- Initial jobless claims came in at 220,000, higher than the median estimate of 213,000 new claims.
- Retail sales increased 0.7% in July, higher than economist expectations of a 0.3% increase.
- The Philadelphia Fed business index came in at 16.8, as compared with an anticipated 8.0.
- Stocks advanced on hopes of a Fed interest rate cut.
- China also announced overnight that it too was planning to roll out stimulus to address the global economic slowdown.
- Markets were also looking ahead to a possible interest rate cut from the European Central Bank.
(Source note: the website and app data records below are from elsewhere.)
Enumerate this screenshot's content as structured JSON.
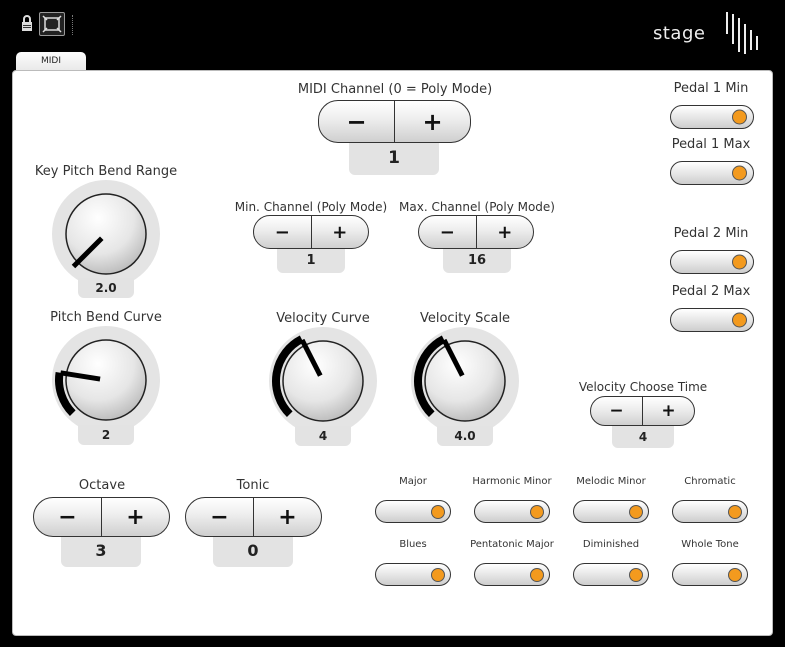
{
  "app": {
    "brand": "stage"
  },
  "toolbar": {
    "lock_icon": "lock-icon",
    "fit_icon": "fit-screen-icon"
  },
  "tabs": [
    {
      "label": "MIDI",
      "active": true
    }
  ],
  "midi_channel": {
    "label": "MIDI Channel (0 = Poly Mode)",
    "minus": "−",
    "plus": "+",
    "value": "1"
  },
  "min_channel": {
    "label": "Min. Channel (Poly Mode)",
    "minus": "−",
    "plus": "+",
    "value": "1"
  },
  "max_channel": {
    "label": "Max. Channel (Poly Mode)",
    "minus": "−",
    "plus": "+",
    "value": "16"
  },
  "knobs": {
    "key_pitch_bend_range": {
      "label": "Key Pitch Bend Range",
      "value": "2.0",
      "level": 0.0
    },
    "pitch_bend_curve": {
      "label": "Pitch Bend Curve",
      "value": "2",
      "level": 0.2
    },
    "velocity_curve": {
      "label": "Velocity Curve",
      "value": "4",
      "level": 0.4
    },
    "velocity_scale": {
      "label": "Velocity Scale",
      "value": "4.0",
      "level": 0.4
    }
  },
  "velocity_choose_time": {
    "label": "Velocity Choose Time",
    "minus": "−",
    "plus": "+",
    "value": "4"
  },
  "octave": {
    "label": "Octave",
    "minus": "−",
    "plus": "+",
    "value": "3"
  },
  "tonic": {
    "label": "Tonic",
    "minus": "−",
    "plus": "+",
    "value": "0"
  },
  "pedals": [
    {
      "label": "Pedal 1 Min",
      "on": true
    },
    {
      "label": "Pedal 1 Max",
      "on": true
    },
    {
      "label": "Pedal 2 Min",
      "on": true
    },
    {
      "label": "Pedal 2 Max",
      "on": true
    }
  ],
  "scales": [
    {
      "label": "Major",
      "on": true
    },
    {
      "label": "Harmonic Minor",
      "on": true
    },
    {
      "label": "Melodic Minor",
      "on": true
    },
    {
      "label": "Chromatic",
      "on": true
    },
    {
      "label": "Blues",
      "on": true
    },
    {
      "label": "Pentatonic Major",
      "on": true
    },
    {
      "label": "Diminished",
      "on": true
    },
    {
      "label": "Whole Tone",
      "on": true
    }
  ],
  "colors": {
    "accent": "#f39a1e",
    "arc": "#000000",
    "panel": "#ffffff",
    "background": "#000000"
  }
}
- The Atlanta Federal Reserve Bank said its estimate for real GDP growth in the third quarter of 2019 is2.2%, as of August 15, which is up from 1.9% on August 8–adding to the market’s optimism.
- US indices extended their gains following last week’s China announcement of further stimulus.
- Additionally, Germany’s Finance Minister also hinted on a new $55.55 billion fiscal stimulus package.
- President Trump tweeted over the weekend that the US-China trade talks were going well and that Chinese officials may soon be visiting the White House to continue negotiations.
- Stocks slide slightly as investors awaited new clues on the crucial outlook on interest rates.
- Index futures were higher in the overnight session as investors welcomed signs of additional fiscal and monetary stimulus in the U.S. and abroad.
- There are reports that the White House has started looking at range of actions that could boost business and spending activity in the U.S. economy, including payroll tax cuts.
- Indices were supported by positive earnings and indications of fiscal and monetary stimulus in the US and overseas.
- July existing home sales report came in at 5.420 million, higher than expectations of 5.385 million.
- Stocks held relatively steady as investors await clues on how the Fed would respond to decreasing manufacturing activity and collapsing bond yields.
- Investors await Jerome Powell’s speech in the Jackson Hole Summit, expecting word on a rate cut in September.
- Indices plunge when President Trump ordered US manufacturers to leave China–a surprise that signaled an escalation of trade aggression between the two nations.
- The Dow plummeted by -623.34 points (2.4%), the S&P fell by 2.6%, and the Nasdaq dropped 3% by the end of the day.
- Stocks were lower in the overnight session but reversed when President Trump said that China was willing to strike a trade deal.
- Trump mentioned that Chinese officials called on Sunday, expressing a willingness to get back to the table to resume trade talks.
- S. durable goods orders increased 2.1% in July, higher than the anticipated figure of 1.2%.
- Durable goods fell 0.4%, missing analysts’ expectations of 0.1%.
- Stocks were not able to hold yesterday’s gains as bond yields slipped lower and the US-China trade standoff persists.
- Despite escalating trade tensions and stock market volatility, the consumer confidence report beat high-end expectations with a 135.1 showing versus a revised 135.8 in July.
- Indices drifted higher despite conflicting reports on the status of the US-China trade situation.
- Indices are higher due to renewed hopes for progress in the trade dispute between the U.S. and China.
- Both countries remain in communication over possible new talks next month.
- Initial jobless claims were up 4,000 to 215,000 in the week ended August 24.
- US economic growth was slightly weaker during tin Q2, but corporate profits strongly rebounded.
- The Commerce Department said Q2 GDP increased at a seasonally adjusted annual rate of 2.0%.
- Corporate profits advanced 4.8% from the prior quarter.
Stocks rallied (the Dow gaining 152 points) on optimistic news concerning US-China trade relations, but quickly reversed mid-day.
- Economic data this month has been pointing to a global growth slowdown, heightening concerns of a possible recession.
- The stock market’s reversal today ended a month of volatile trading.
Market Strategist | Halifax America